(Disclosure: Some of the links below are affiliate links, meaning, at no additional cost to you, I’ll earn a commission if you click through and make a purchase.)
There are a few considerations you should make when selecting a flatpick including the feel of the pick in your hand, the shape, size and thickness of the pick, the attack, the tonality (what it actually sounds like) and of course cost.
Pick Size and Shape
When I first started playing guitar, I often used what was laying around the house. My dad who was a professional musician, would use white standard heavy Fender picks. He preferred them because they had the right feel and the white color made them visible against the dark stage if you dropped one. Later on, I went to more of a smooth triangle shaped pick which I still use. I feel that you can get better feel when the pick is slightly larger. This may not be true for all pickers, for example Steve Kaufman and Peter Rowan prefer a standard shaped pick.
Over the years, I have also moved to a thicker pick, usually 1.55mm or thicker.

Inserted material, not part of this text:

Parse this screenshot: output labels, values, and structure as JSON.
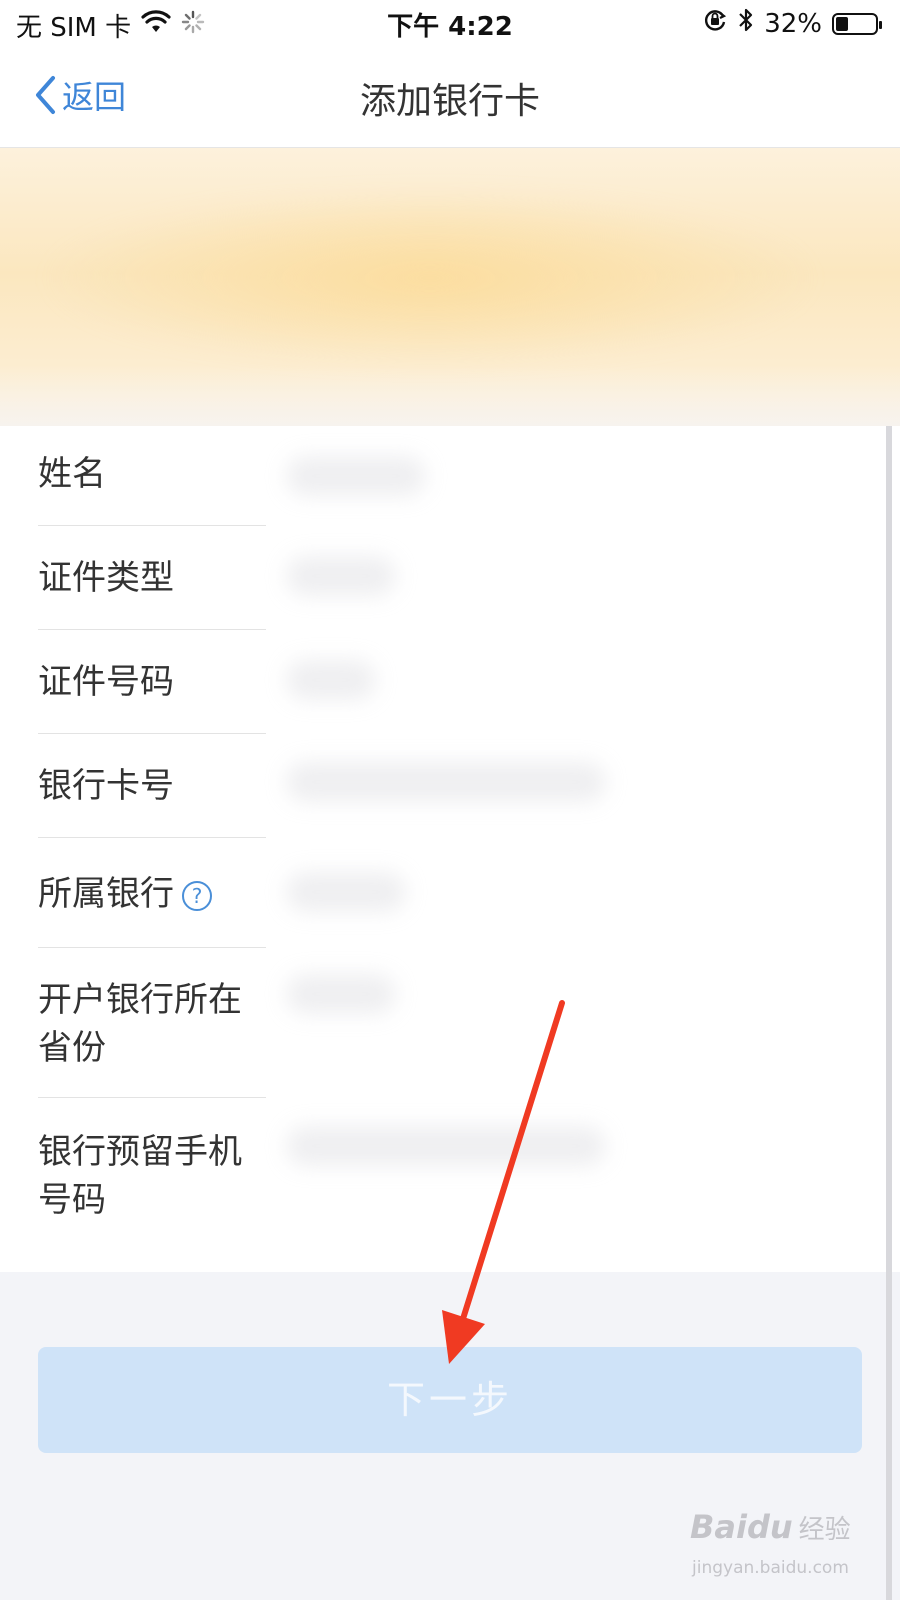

A thicker pick can provide greater dexterity and feel because there is more of the actual pick to hold on to. For years, I used a Dunlop 208 which is a thicker, jazz style pick. I loved the feel and the warmer tone I get from it out of my Martin HD-28V. I still keep a few of these in my guitar case as backups. I currently use a 1.5mm Dunlop Primetone smooth triangle, but I am always experimenting with picks so that could change over time.
The Cream of the Crop
Years ago, it was standard to use tortoise shell picks. The glassy finish and durability made them a favorite among the old timers. In fact, Tony Rice would take tortoise shell blanks and create his own picks that were the exact thickness and size that he preferred. Nowadays, tortoise shell is illegal to sell unless it is an antique so they are no longer widely in use. Luckily, there are many alternatives that seek to replicate the feel of the old tortoise shell picks.
BlueChip picks are probably the closest to real tortoise shell in terms of feel and string attack. They also don’t wear down as quickly as other picks. I have a few and they are really nice. even though they are pretty expensive, they are considered to be the top-of-the line industry standard among professional pickers.
A thinner pick can provide a faster attack and lighter tonality on the string surface. Some players also find it easier to play faster because of the lighter attack. Here are a few I have tried that have good feel and tone:
Here are two other brands that I would recommend for the bluegrass flatpicker: Golden Gate and Pro Plec. These 1.5mm picks have great tonality and attack and also allows for a variety of playing styles and techniques.
Thicker flatpicks are preferred for bluegrass style flatpicking because of the need for a solid tone with nice low-end. If you prefer a thicker pick, here are some that I have experimented with over the years that I think are great for bluegrass style flatpicking guitar:
There are no right or wrong picks for the bluegrass flatpicker so experiment with different shapes and thicknesses until find a pick that you like. You may even find that your preferences will change over time and in different musical situations… I know mine have!